The Beatles' 19th single in Britain—"Get Back," backed with "Don't Let Me Down"—was released April 11, 1969, so the song was already well known when the Let It Be album was released more than a year later. However, the single version (available on Past Masters) was recorded January 28, 1969 (as was "Don't Let Me Down"), while the album version was recorded the previous day—and it shows.
It's a chance for all those classic-rock holiday favorites (think of the Kinks' "Father Christmas" and/or Greg Lake's "I Believe in Father Christmas") to go head to head against each other, not to mention several much more recent—and possibly harder-rocking entries—in a festive, friendly showdown.
It’s probably not a coincidence that effects such as wah pedals and fuzz boxes started appearing en masse about the same time that recreational drugs like marijuana and LSD became popular with rock musicians.
What would Eric Clapton's classic "White Room" guitar solo be without that meaty, ubiquitous wah effect? What if Slowhand had decided to opt for heavy tremolo or tape delay instead? Of course, that issue is moot. Because, instead of these pointless questions, what we have instead is a timeless, iconic guitar solo on timeless track by a bona fide guitar god.

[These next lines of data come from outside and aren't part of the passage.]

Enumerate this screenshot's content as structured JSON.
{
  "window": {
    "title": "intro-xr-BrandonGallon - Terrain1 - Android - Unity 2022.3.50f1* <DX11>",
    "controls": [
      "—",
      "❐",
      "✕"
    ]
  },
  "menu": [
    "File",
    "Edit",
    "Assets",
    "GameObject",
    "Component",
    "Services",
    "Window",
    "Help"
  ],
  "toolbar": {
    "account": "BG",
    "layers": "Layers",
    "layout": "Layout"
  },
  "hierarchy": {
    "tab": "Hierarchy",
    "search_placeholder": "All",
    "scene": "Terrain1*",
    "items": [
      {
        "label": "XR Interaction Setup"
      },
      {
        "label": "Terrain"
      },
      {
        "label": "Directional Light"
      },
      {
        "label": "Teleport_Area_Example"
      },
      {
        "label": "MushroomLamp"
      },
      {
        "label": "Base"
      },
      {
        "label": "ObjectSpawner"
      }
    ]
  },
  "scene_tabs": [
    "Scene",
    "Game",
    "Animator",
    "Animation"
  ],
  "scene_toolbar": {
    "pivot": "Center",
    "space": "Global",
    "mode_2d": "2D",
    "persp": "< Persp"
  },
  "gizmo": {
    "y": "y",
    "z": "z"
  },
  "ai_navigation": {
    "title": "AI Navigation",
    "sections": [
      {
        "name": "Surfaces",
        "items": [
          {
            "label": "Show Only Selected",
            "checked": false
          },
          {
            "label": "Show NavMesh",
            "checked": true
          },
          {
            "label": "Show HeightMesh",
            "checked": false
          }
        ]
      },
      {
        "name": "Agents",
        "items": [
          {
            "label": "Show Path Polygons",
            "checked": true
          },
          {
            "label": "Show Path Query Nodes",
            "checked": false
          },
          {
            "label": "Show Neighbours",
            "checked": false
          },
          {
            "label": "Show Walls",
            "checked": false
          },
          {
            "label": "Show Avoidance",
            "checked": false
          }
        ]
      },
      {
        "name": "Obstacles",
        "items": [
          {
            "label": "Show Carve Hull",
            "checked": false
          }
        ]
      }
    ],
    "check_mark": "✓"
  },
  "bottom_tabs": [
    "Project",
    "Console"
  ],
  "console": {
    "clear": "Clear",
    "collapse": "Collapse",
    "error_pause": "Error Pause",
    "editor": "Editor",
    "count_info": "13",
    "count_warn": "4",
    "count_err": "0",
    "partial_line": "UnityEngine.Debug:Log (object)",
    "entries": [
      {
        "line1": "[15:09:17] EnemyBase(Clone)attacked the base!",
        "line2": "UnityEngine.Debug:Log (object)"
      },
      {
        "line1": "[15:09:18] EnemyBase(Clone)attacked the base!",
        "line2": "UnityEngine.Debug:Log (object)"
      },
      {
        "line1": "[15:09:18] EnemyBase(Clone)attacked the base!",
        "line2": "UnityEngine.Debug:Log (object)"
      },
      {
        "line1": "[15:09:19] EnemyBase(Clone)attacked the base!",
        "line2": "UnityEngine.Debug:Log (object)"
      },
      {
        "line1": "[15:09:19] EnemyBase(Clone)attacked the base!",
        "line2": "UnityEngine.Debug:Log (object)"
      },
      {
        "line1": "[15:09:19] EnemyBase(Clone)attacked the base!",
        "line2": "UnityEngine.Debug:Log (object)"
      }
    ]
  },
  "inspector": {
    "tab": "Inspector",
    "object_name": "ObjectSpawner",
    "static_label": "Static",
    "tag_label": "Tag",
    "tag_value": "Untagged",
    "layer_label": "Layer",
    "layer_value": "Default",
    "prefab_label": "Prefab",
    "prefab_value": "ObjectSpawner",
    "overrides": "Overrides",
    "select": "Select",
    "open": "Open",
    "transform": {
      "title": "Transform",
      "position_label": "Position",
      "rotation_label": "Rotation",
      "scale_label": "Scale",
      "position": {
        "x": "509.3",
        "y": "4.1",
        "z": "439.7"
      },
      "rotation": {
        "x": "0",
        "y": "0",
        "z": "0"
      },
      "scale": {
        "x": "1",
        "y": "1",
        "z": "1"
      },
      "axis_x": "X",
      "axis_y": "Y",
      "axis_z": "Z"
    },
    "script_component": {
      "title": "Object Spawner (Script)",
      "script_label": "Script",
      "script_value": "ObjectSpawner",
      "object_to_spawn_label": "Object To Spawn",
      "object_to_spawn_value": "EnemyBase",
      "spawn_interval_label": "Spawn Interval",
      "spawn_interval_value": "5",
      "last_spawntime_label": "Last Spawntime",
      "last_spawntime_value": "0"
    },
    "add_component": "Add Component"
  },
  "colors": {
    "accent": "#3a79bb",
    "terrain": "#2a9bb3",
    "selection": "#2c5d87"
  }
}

Tucked in a nondescript industrial tract north of San Francisco near San Pablo Bay, Metallica’s headquarters is an oasis for both thrash fanatics and gear heads of every stripe. The massive studio—dubbed HQ by the band—has been Metallica’s base of operations for writing, rehearsals, demoing and all-purpose hanging since late 2001. In a rare case of reality trumping fantasy, it is a place that exceeds expectations.

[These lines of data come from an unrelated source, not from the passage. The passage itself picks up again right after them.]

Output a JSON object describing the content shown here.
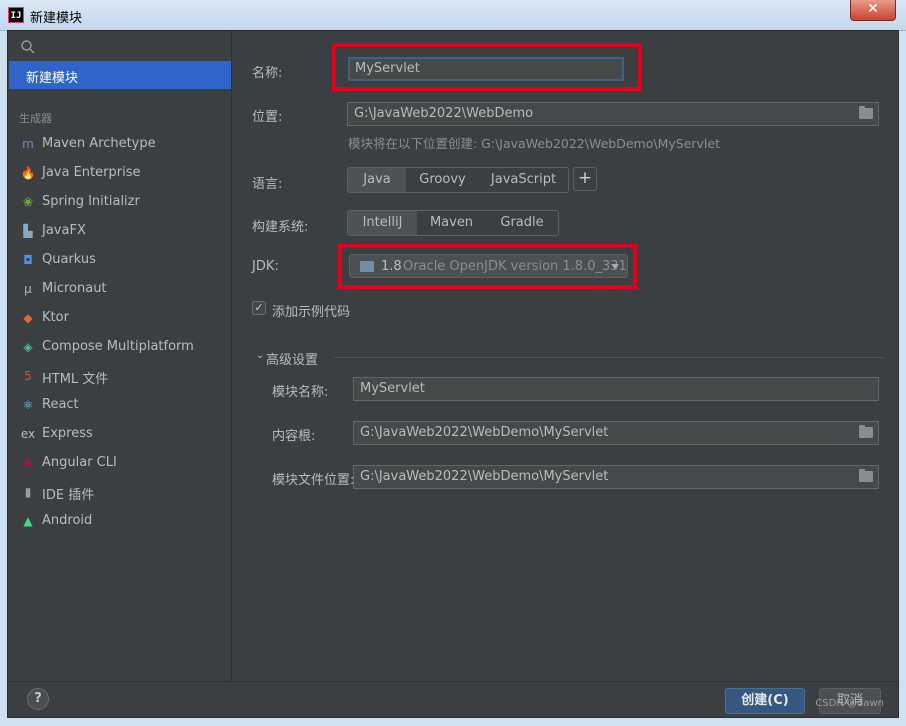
{
  "window": {
    "title": "新建模块",
    "app_icon_text": "IJ",
    "close_glyph": "✕"
  },
  "sidebar": {
    "selected": "新建模块",
    "group_label": "生成器",
    "items": [
      {
        "label": "Maven Archetype",
        "icon": "maven-icon",
        "glyph": "m",
        "color": "#6b86c9"
      },
      {
        "label": "Java Enterprise",
        "icon": "java-enterprise-icon",
        "glyph": "🔥",
        "color": "#f0a13a"
      },
      {
        "label": "Spring Initializr",
        "icon": "spring-icon",
        "glyph": "❀",
        "color": "#6db33f"
      },
      {
        "label": "JavaFX",
        "icon": "javafx-icon",
        "glyph": "▙",
        "color": "#8aa8c4"
      },
      {
        "label": "Quarkus",
        "icon": "quarkus-icon",
        "glyph": "◘",
        "color": "#4695eb"
      },
      {
        "label": "Micronaut",
        "icon": "micronaut-icon",
        "glyph": "μ",
        "color": "#bbbbbb"
      },
      {
        "label": "Ktor",
        "icon": "ktor-icon",
        "glyph": "◆",
        "color": "#e06a2d"
      },
      {
        "label": "Compose Multiplatform",
        "icon": "compose-icon",
        "glyph": "◈",
        "color": "#4fc3a1"
      },
      {
        "label": "HTML 文件",
        "icon": "html-icon",
        "glyph": "5",
        "color": "#e44d26"
      },
      {
        "label": "React",
        "icon": "react-icon",
        "glyph": "⚛",
        "color": "#61dafb"
      },
      {
        "label": "Express",
        "icon": "express-icon",
        "glyph": "ex",
        "color": "#bbbbbb"
      },
      {
        "label": "Angular CLI",
        "icon": "angular-icon",
        "glyph": "A",
        "color": "#dd0031"
      },
      {
        "label": "IDE 插件",
        "icon": "ide-plugin-icon",
        "glyph": "▮",
        "color": "#9a9a9a"
      },
      {
        "label": "Android",
        "icon": "android-icon",
        "glyph": "▲",
        "color": "#3ddc84"
      }
    ]
  },
  "form": {
    "name_label": "名称:",
    "name_value": "MyServlet",
    "location_label": "位置:",
    "location_value": "G:\\JavaWeb2022\\WebDemo",
    "location_hint": "模块将在以下位置创建: G:\\JavaWeb2022\\WebDemo\\MyServlet",
    "language_label": "语言:",
    "languages": [
      "Java",
      "Groovy",
      "JavaScript"
    ],
    "language_selected": "Java",
    "build_label": "构建系统:",
    "build_systems": [
      "IntelliJ",
      "Maven",
      "Gradle"
    ],
    "build_selected": "IntelliJ",
    "jdk_label": "JDK:",
    "jdk_version": "1.8",
    "jdk_desc": "Oracle OpenJDK version 1.8.0_331",
    "sample_code_label": "添加示例代码",
    "sample_code_checked": true
  },
  "advanced": {
    "header": "高级设置",
    "module_name_label": "模块名称:",
    "module_name_value": "MyServlet",
    "content_root_label": "内容根:",
    "content_root_value": "G:\\JavaWeb2022\\WebDemo\\MyServlet",
    "module_file_label": "模块文件位置:",
    "module_file_value": "G:\\JavaWeb2022\\WebDemo\\MyServlet"
  },
  "buttons": {
    "help": "?",
    "create": "创建(C)",
    "cancel": "取消"
  },
  "watermark": "CSDN @dawn",
  "colors": {
    "accent": "#2f65ca",
    "highlight_box": "#e2001a",
    "background": "#3c3f41"
  }
}
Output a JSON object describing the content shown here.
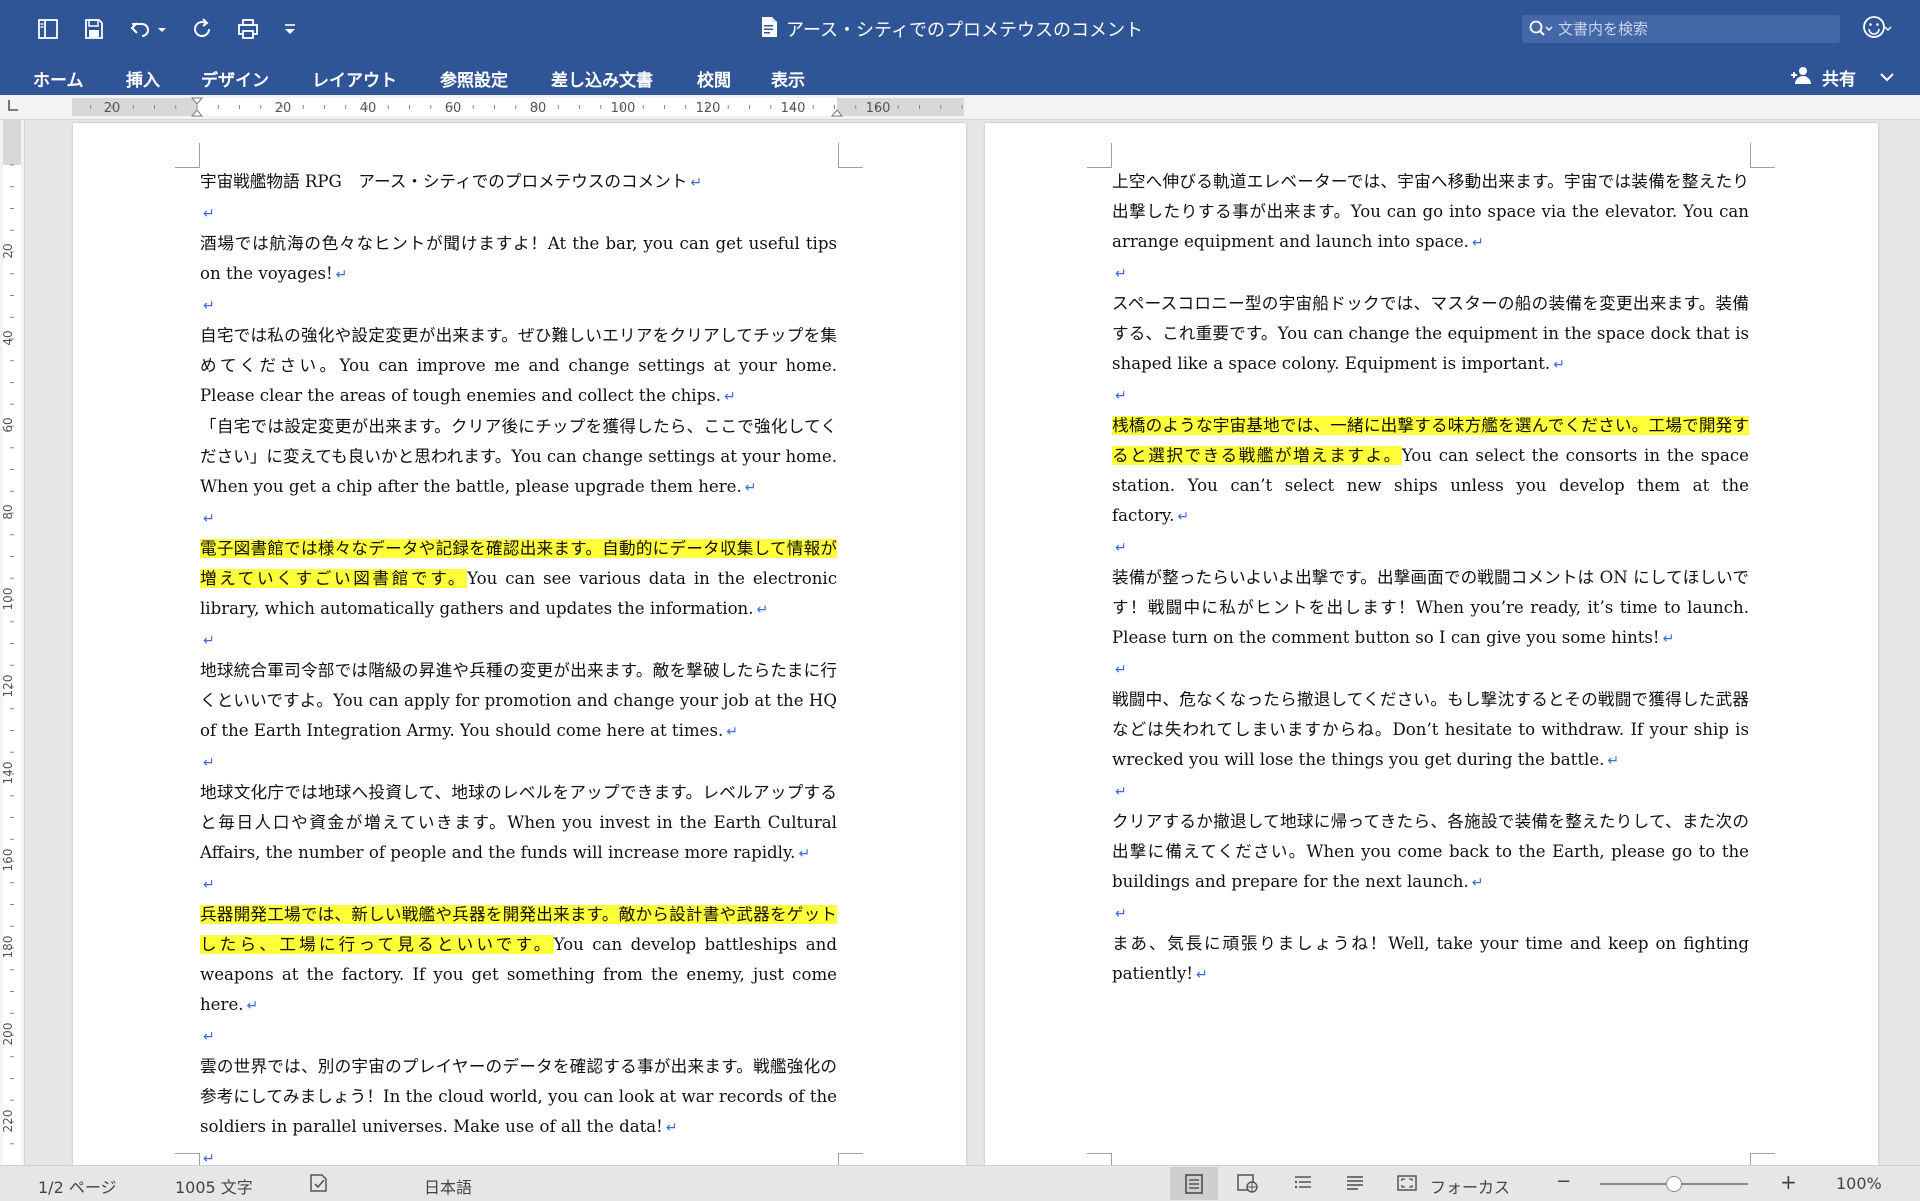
{
  "window": {
    "title": "アース・シティでのプロメテウスのコメント"
  },
  "search": {
    "placeholder": "文書内を検索"
  },
  "ribbon": {
    "tabs": [
      {
        "label": "ホーム"
      },
      {
        "label": "挿入"
      },
      {
        "label": "デザイン"
      },
      {
        "label": "レイアウト"
      },
      {
        "label": "参照設定"
      },
      {
        "label": "差し込み文書"
      },
      {
        "label": "校閲"
      },
      {
        "label": "表示"
      }
    ],
    "share_label": "共有"
  },
  "ruler": {
    "h_labels": [
      "20",
      "20",
      "40",
      "60",
      "80",
      "100",
      "120",
      "140",
      "160"
    ],
    "v_labels": [
      "20",
      "40",
      "60",
      "80",
      "100",
      "120",
      "140",
      "160",
      "180",
      "200",
      "220"
    ]
  },
  "pages": [
    {
      "paragraphs": [
        {
          "segments": [
            {
              "text": "宇宙戦艦物語 RPG　アース・シティでのプロメテウスのコメント"
            }
          ]
        },
        {
          "segments": []
        },
        {
          "segments": [
            {
              "text": "酒場では航海の色々なヒントが聞けますよ！At the bar, you can get useful tips on the voyages!"
            }
          ]
        },
        {
          "segments": []
        },
        {
          "segments": [
            {
              "text": "自宅では私の強化や設定変更が出来ます。ぜひ難しいエリアをクリアしてチップを集めてください。You can improve me and change settings at your home. Please clear the areas of tough enemies and collect the chips."
            }
          ]
        },
        {
          "segments": [
            {
              "text": "「自宅では設定変更が出来ます。クリア後にチップを獲得したら、ここで強化してください」に変えても良いかと思われます。You can change settings at your home. When you get a chip after the battle, please upgrade them here."
            }
          ]
        },
        {
          "segments": []
        },
        {
          "segments": [
            {
              "text": "電子図書館では様々なデータや記録を確認出来ます。自動的にデータ収集して情報が増えていくすごい図書館です。",
              "hl": true
            },
            {
              "text": "You can see various data in the electronic library, which automatically gathers and updates the information."
            }
          ]
        },
        {
          "segments": []
        },
        {
          "segments": [
            {
              "text": "地球統合軍司令部では階級の昇進や兵種の変更が出来ます。敵を撃破したらたまに行くといいですよ。You can apply for promotion and change your job at the HQ of the Earth Integration Army. You should come here at times."
            }
          ]
        },
        {
          "segments": []
        },
        {
          "segments": [
            {
              "text": "地球文化庁では地球へ投資して、地球のレベルをアップできます。レベルアップすると毎日人口や資金が増えていきます。When you invest in the Earth Cultural Affairs, the number of people and the funds will increase more rapidly."
            }
          ]
        },
        {
          "segments": []
        },
        {
          "segments": [
            {
              "text": "兵器開発工場では、新しい戦艦や兵器を開発出来ます。敵から設計書や武器をゲットしたら、工場に行って見るといいです。",
              "hl": true
            },
            {
              "text": "You can develop battleships and weapons at the factory. If you get something from the enemy, just come here."
            }
          ]
        },
        {
          "segments": []
        },
        {
          "segments": [
            {
              "text": "雲の世界では、別の宇宙のプレイヤーのデータを確認する事が出来ます。戦艦強化の参考にしてみましょう！In the cloud world, you can look at war records of the soldiers in parallel universes. Make use of all the data!"
            }
          ]
        },
        {
          "segments": []
        }
      ]
    },
    {
      "paragraphs": [
        {
          "segments": [
            {
              "text": "上空へ伸びる軌道エレベーターでは、宇宙へ移動出来ます。宇宙では装備を整えたり出撃したりする事が出来ます。You can go into space via the elevator. You can arrange equipment and launch into space."
            }
          ]
        },
        {
          "segments": []
        },
        {
          "segments": [
            {
              "text": "スペースコロニー型の宇宙船ドックでは、マスターの船の装備を変更出来ます。装備する、これ重要です。You can change the equipment in the space dock that is shaped like a space colony. Equipment is important."
            }
          ]
        },
        {
          "segments": []
        },
        {
          "segments": [
            {
              "text": "桟橋のような宇宙基地では、一緒に出撃する味方艦を選んでください。工場で開発すると選択できる戦艦が増えますよ。",
              "hl": true
            },
            {
              "text": "You can select the consorts in the space station. You can’t select new ships unless you develop them at the factory."
            }
          ]
        },
        {
          "segments": []
        },
        {
          "segments": [
            {
              "text": "装備が整ったらいよいよ出撃です。出撃画面での戦闘コメントは ON にしてほしいです！戦闘中に私がヒントを出します！When you’re ready, it’s time to launch. Please turn on the comment button so I can give you some hints!"
            }
          ]
        },
        {
          "segments": []
        },
        {
          "segments": [
            {
              "text": "戦闘中、危なくなったら撤退してください。もし撃沈するとその戦闘で獲得した武器などは失われてしまいますからね。Don’t hesitate to withdraw. If your ship is wrecked you will lose the things you get during the battle."
            }
          ]
        },
        {
          "segments": []
        },
        {
          "segments": [
            {
              "text": "クリアするか撤退して地球に帰ってきたら、各施設で装備を整えたりして、また次の出撃に備えてください。When you come back to the Earth, please go to the buildings and prepare for the next launch."
            }
          ]
        },
        {
          "segments": []
        },
        {
          "segments": [
            {
              "text": "まあ、気長に頑張りましょうね！Well, take your time and keep on fighting patiently!"
            }
          ]
        }
      ]
    }
  ],
  "statusbar": {
    "page": "1/2 ページ",
    "word_count": "1005 文字",
    "language": "日本語",
    "focus_label": "フォーカス",
    "zoom_minus": "−",
    "zoom_plus": "+",
    "zoom_level": "100%"
  },
  "colors": {
    "titlebar": "#2f5597",
    "highlight": "#ffff3a",
    "paragraph_mark": "#3a6bd6"
  }
}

Metallica’s Kirk Hammett is a giant among men. There isn’t a guitar poll he hasn’t won, and his popularity runs high among fans and critics alike. Few would dispute the contention that he is, with the possible exception of Edward Van Halen, the most influential hard rock/metal lead guitarist alive today.